As a chef born in Ethiopia and raised in Sweden, I've found that my recipes and restaurants are most successful when I blend flavors from different cultures in order to transform the food. I often draw directly on the distinct flavors of Harlem, where I am proud to have opened two of my restaurants, Red Rooster and Streetbird. Through cooking at my restaurants, I have found that when food nourishes your entire being, it also provides your senses with an awakening to your spiritual and moral compass.
Here in my adopted country of the United States -- where more than 48 million people face food insecurity -- I often feel we have lost sight of what is good for us. Surprisingly, our options to eat seasonal, fresh vegetables are often much more limited here than in Ethiopia. Much of the food that is good for us is inaccessible to those who need it most. It's our responsibility as chefs to highlight these issues in order to start the dialogue among the key players that have the power to create policy change. I have three fundamental ideas about how we can start to make immediate change in this area:
Learn How to Cook
We need to get more people engaged with learning how to cook from start to finish, and beyond. Food is a language that if you do not speak, you are inevitably in a position where others are making choices for you -- you are eliminating your own agency.
As a chef, I see the process of preparing a meal as an act of breaking bread -- a legacy of welcoming and sharing. In discussing the future, we must continue creating solutions that can ensure a new legacy -- one where future generations become more connected to their food. We need to get more people engaged with learning how to cook from start to finish, both in their meals and in their lives.
Cook With a Spiritual Compass
When we cook with a spiritual compass, we are cooking with intention in order minimize waste and be as efficient as possible. In America, we throw away roughly 40 percent of our food, but if you truly know how to cook, you know how to reuse food throughout the week in order to reduce waste and be cost-efficient.
As the largest per-capita consumers of food on the planet, we need to encourage people to think about where their food comes from, but also, where it is going when we are finished -- this will help reduce a lot of the outlying issues we are facing in the world. Your spiritual compass is different for every person, but that can enhance its viability. Meaning, we all bring distinct connections to food through our own culture, history and personhood that can create a multitude of ideas and vibrancy to the dinner table. Cooking with that sense of a larger connection to the world makes these benefits a natural outcome.

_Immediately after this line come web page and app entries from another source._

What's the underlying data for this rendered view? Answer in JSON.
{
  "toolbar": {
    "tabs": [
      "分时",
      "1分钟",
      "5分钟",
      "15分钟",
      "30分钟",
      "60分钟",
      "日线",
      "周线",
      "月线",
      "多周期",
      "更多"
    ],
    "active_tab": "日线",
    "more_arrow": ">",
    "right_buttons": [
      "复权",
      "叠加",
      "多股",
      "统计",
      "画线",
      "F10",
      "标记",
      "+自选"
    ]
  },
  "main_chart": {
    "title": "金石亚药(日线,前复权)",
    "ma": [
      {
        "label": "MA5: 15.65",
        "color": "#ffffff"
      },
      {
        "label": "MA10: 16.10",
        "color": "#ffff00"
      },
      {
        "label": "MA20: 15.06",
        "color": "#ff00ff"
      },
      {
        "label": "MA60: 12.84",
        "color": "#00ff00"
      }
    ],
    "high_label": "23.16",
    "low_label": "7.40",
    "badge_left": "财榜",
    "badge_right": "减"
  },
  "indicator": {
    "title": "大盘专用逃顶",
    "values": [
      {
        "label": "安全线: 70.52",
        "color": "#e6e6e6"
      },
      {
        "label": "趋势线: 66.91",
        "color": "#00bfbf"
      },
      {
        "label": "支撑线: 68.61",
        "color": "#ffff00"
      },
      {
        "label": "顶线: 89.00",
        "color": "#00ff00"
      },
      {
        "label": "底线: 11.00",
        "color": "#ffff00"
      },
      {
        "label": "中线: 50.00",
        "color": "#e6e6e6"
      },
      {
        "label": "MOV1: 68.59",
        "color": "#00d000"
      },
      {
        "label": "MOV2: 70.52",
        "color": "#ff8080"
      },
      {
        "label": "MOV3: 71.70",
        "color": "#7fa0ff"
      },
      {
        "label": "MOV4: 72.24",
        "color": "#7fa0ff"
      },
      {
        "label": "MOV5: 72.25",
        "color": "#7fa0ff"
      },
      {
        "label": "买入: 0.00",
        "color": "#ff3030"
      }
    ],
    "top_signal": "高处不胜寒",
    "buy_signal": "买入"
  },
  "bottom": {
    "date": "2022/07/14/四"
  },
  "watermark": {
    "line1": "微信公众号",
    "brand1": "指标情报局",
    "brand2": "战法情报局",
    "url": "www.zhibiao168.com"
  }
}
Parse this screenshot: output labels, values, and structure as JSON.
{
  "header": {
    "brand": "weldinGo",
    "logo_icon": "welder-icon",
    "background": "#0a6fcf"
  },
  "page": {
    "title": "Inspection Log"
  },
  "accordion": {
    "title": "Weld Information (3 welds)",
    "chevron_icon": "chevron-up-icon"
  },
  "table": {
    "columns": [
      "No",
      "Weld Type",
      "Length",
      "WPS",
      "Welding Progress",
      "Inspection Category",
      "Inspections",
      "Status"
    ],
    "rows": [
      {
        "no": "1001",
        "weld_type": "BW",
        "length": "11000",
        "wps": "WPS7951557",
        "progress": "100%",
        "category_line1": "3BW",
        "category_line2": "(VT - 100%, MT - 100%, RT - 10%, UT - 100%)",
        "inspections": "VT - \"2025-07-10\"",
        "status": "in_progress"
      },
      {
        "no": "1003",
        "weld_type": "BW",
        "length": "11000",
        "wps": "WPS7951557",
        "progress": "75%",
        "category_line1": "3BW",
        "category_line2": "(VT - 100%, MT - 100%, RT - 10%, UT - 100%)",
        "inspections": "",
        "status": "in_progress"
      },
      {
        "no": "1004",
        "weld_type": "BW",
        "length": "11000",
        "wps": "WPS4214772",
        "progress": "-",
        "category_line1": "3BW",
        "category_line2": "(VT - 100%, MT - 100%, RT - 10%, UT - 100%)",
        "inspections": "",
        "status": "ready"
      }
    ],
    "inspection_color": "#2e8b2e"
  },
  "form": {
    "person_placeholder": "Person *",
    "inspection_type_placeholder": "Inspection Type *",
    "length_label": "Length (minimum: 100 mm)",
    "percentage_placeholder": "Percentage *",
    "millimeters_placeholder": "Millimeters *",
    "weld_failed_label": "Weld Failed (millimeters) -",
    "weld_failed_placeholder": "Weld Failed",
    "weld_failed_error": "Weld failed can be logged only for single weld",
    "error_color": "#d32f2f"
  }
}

Teach Children How to Cook
We have a responsibility to change the current trajectory of childhood obesity rates in this country. It's a complex problem, but one solution is simple: teach children how to cook.
I have been able teach cooking classes to students in my neighborhood of Harlem. It has been greatly rewarding to watch students discover that when food is good for us, it's often more satisfying because it is nourishing our minds and bodies. Teaching children how to cook also involves showing them directly where food comes from -- how it is grown, harvested and prepared. These fundamental skills can transform their perception of what is healthy, nutritious and nourishing.
I often feel like in America, teaching children to cook appears to be an outdated idea. I think much of this is due to the gender-stereotyping of the past, but as someone who learned to cook in a pubic school setting in Sweden, I can tell you the benefits first-hand. Learning to cook is something that can individually benefit rich and poor, PhD or high school drop out, for the rest of their lives. Even more importantly, it will benefit our planet for generations to come.